Renovictions in BC
In April 2018, Premier John Hogan created a Rental Housing Task Force, comprised of three MLAs: Spencer Chandra Herbert, Adam Olsen, and Rae Leonard. One of their major recommendations regarding the issue of “renovictions” has been adopted by the Provincial government and came into force in May 2018. A renoviction occurs when a tenancy agreement is prematurely ended for renovations or repairs. While this is permitted under 49 of the Residential Tenancy Act, the Task Force’s public consultations suggested that this section was often misunderstood or abused by landlords. For example, cosmetic upgrades and minor renovations to electrical or plumbing systems were often being cited as justifications for evicting tenants. The Task Force claimed that this created housing insecurity for renters. To mitigate this issue, they recommended that agreements should persist where possible. Where health and safety concerns necessitate the tenant’s absence from the property, the Task Force further suggested that they receive a right of first refusal upon the work’s completion. The Province quickly adopted these recommendations, as follows:
- Landlords must provide 4-months’ notice to end a tenancy for demolition, renovation or repair, or conversion. The tenants have 30 days to dispute this notice at the RTB.
- Before the notice is filed, the landlord must have all the applicable permits and approvals to renovate.
- If the landlord ends the tenancy under section 49 (landlord’s use) and they do not:
- take steps towards accomplishing the stated purpose within a reasonable time;
- use the property for less than 6 months after the tenancy ends;
they will be required to compensate the tenant for 12 months’ rent; unless an arbitrator finds that extenuating circumstances excuse the landlord of liability.
- Where major renovations require the tenant to vacate the property, the tenant will have a right of first refusal to re-enter the property under a new tenancy agreement.
- However, this only applies to tenancies within a residential property with more than five or more rental units.
- Should the landlord fail to recognize this right by not giving the tenant 45 days’ notice of availability and a new tenancy agreement, they will be required to compensate the tenant 12 months’ rent (again, subject to a valid excuse from extenuating circumstances).
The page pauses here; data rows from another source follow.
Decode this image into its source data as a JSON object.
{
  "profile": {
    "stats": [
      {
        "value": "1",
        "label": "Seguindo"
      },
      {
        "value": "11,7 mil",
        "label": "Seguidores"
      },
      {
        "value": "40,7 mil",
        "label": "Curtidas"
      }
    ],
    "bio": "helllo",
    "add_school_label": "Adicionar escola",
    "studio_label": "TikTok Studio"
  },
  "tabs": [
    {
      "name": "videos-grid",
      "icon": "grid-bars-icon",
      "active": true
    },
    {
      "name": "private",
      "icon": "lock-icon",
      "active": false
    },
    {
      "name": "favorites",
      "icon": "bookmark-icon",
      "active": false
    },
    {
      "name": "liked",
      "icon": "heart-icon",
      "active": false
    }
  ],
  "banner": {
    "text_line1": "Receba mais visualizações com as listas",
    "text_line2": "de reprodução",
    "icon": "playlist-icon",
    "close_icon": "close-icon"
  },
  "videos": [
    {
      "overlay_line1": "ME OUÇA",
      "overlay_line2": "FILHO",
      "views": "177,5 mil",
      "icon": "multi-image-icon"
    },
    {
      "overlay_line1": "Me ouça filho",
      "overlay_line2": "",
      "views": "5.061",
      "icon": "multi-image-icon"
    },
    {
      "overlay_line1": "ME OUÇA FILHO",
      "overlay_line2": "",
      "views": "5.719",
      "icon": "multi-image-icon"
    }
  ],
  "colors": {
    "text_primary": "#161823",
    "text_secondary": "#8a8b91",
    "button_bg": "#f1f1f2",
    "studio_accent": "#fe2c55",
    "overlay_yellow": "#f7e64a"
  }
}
For commercial residential rental companies, these new rules introduce a risk of significant liability when renovating or repairing a building, for each tenant has a potential claim of 12 months’ rent. With five tenants at $1,000 per month, the landlord may be liable for $60,000 for failure to adhere to these rules. As such, we recommend seeking legal advice before issuing notices and swinging hammers.